Normally, forecasts of 10% earnings growth -- such as the one made recently by General Electric
First, a little background. GE has historically commanded a 20% premium to the S&P 500. At its current price, though, it is selling for only around 14 times its 2008 estimated per-share earnings -- a slight discount to the S&P 500.
If one further considers that GE shares currently offer a 3.5% dividend yield -- and that the company has increased its dividend every year since 1975 -- the stock looks that much more attractive.
These two factors are precursors to the real reason I am bullish on General Electric: I like its potential to sell a widening array of products to international markets -- especially the energy sector.
It would be easy to concentrate on the high-growth markets of India and China -- and GE will grow in these markets -- but keep your eye on GE's fast-growing Middle Eastern operations. Sales from this region and Africa will reach $8 billion in 2008, compared to only $6 billion from China in 2007.

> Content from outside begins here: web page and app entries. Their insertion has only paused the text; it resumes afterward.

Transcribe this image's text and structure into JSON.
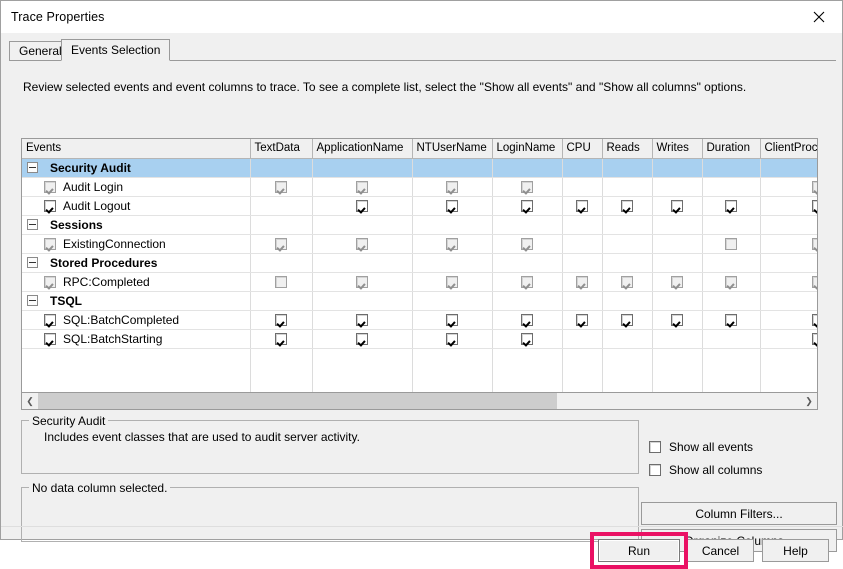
{
  "window": {
    "title": "Trace Properties",
    "close_icon": "close-icon"
  },
  "tabs": [
    {
      "label": "General",
      "active": false
    },
    {
      "label": "Events Selection",
      "active": true
    }
  ],
  "instructions": "Review selected events and event columns to trace. To see a complete list, select the \"Show all events\" and \"Show all columns\" options.",
  "grid": {
    "columns": [
      "Events",
      "TextData",
      "ApplicationName",
      "NTUserName",
      "LoginName",
      "CPU",
      "Reads",
      "Writes",
      "Duration",
      "ClientProcessI"
    ],
    "rows": [
      {
        "type": "category",
        "label": "Security Audit",
        "selected": true,
        "expanded": true,
        "cells": [
          null,
          null,
          null,
          null,
          null,
          null,
          null,
          null,
          null
        ]
      },
      {
        "type": "event",
        "label": "Audit Login",
        "row_checked": true,
        "row_enabled": false,
        "cells": [
          true,
          true,
          true,
          true,
          null,
          null,
          null,
          null,
          true
        ]
      },
      {
        "type": "event",
        "label": "Audit Logout",
        "row_checked": true,
        "row_enabled": true,
        "cells": [
          null,
          true,
          true,
          true,
          true,
          true,
          true,
          true,
          true
        ]
      },
      {
        "type": "category",
        "label": "Sessions",
        "selected": false,
        "expanded": true,
        "cells": [
          null,
          null,
          null,
          null,
          null,
          null,
          null,
          null,
          null
        ]
      },
      {
        "type": "event",
        "label": "ExistingConnection",
        "row_checked": true,
        "row_enabled": false,
        "cells": [
          true,
          true,
          true,
          true,
          null,
          null,
          null,
          false,
          true
        ]
      },
      {
        "type": "category",
        "label": "Stored Procedures",
        "selected": false,
        "expanded": true,
        "cells": [
          null,
          null,
          null,
          null,
          null,
          null,
          null,
          null,
          null
        ]
      },
      {
        "type": "event",
        "label": "RPC:Completed",
        "row_checked": true,
        "row_enabled": false,
        "cells": [
          false,
          true,
          true,
          true,
          true,
          true,
          true,
          true,
          true
        ]
      },
      {
        "type": "category",
        "label": "TSQL",
        "selected": false,
        "expanded": true,
        "cells": [
          null,
          null,
          null,
          null,
          null,
          null,
          null,
          null,
          null
        ]
      },
      {
        "type": "event",
        "label": "SQL:BatchCompleted",
        "row_checked": true,
        "row_enabled": true,
        "cells": [
          true,
          true,
          true,
          true,
          true,
          true,
          true,
          true,
          true
        ]
      },
      {
        "type": "event",
        "label": "SQL:BatchStarting",
        "row_checked": true,
        "row_enabled": true,
        "cells": [
          true,
          true,
          true,
          true,
          null,
          null,
          null,
          null,
          true
        ]
      }
    ]
  },
  "hscroll": {
    "left_arrow": "chevron-left-icon",
    "right_arrow": "chevron-right-icon"
  },
  "description_group": {
    "title": "Security Audit",
    "text": "Includes event classes that are used to audit server activity."
  },
  "column_group": {
    "title": "No data column selected.",
    "text": ""
  },
  "options": [
    {
      "label": "Show all events",
      "checked": false
    },
    {
      "label": "Show all columns",
      "checked": false
    }
  ],
  "buttons": {
    "column_filters": "Column Filters...",
    "organize_columns": "Organize Columns...",
    "run": "Run",
    "cancel": "Cancel",
    "help": "Help"
  },
  "colors": {
    "highlight": "#ea1164",
    "selection": "#a8d0f0"
  }
}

Moreover, these markets are expected to grow even faster in the years ahead -- demand for electricity alone in the region is estimated to grow 60% through 2015. And General Electric, because of its diverse energy offerings, is well positioned to meet that demand.
If a country wishes to pursue nuclear power (which the U.S. appears on the verge of doing), General Electric can meet that demand as well with a new, advanced nuclear reactor. On the other hand, if a country desires cleaner, more sustainable approaches to energy production, it is equally well positioned on that front.
Two weeks ago, GE announced it would bolster by 50%, to $6 billion, its annual investment in renewable energies. Forward-looking General Electric, already a leader in wind power domestically, recently opened a wind turbine manufacturing plant in China to meet demand there.
GE also ventured deeper into solar power with its investment last year in thin-film photovoltaics company, PrimeStar Solar. The move strengthens GE's spot in this fast-growing space and ultimately helps it position itself well against high-flying and solar-focused manufacturers such as Suntech Power
Add GE's strong commitment to research and development, and it is clear that after six long years of flat-lined stock growth, Chairman of the board and CEO Jeff Immelt is ready to take his company on a bullish ride.
Read the bear argument
My argument is solid, but it's not the only one to be made. Fool Ryan Fuhrmann is the bear in today's Duel. Read his argument and then my rebuttal below.
After reading my esteemed colleague's bearish outlook on GE, I was reminded of that popular past and present political probe: Where's the beef?
Sure, GE's financial services division is operating in tenuous times, but as my colleague himself mentions, the division has a stable history. Moreover, the company exited its subprime mortgage business last year after suffering heavy losses on it. In doing so, it also limited exposure to the continuing turmoil in the subprime mortgage market.
Regarding Ryan's concerns about cash flow, again, I'd urge calmness. The company has plenty of money to fund acquisitions, pay a healthy dividend, and even repurchase additional stock.
Lastly, the comparison to 3M
Alas, I did not because I am convinced there is plenty of meat -- er, I mean, beef -- on GE's energy plate to fuel a bullish run.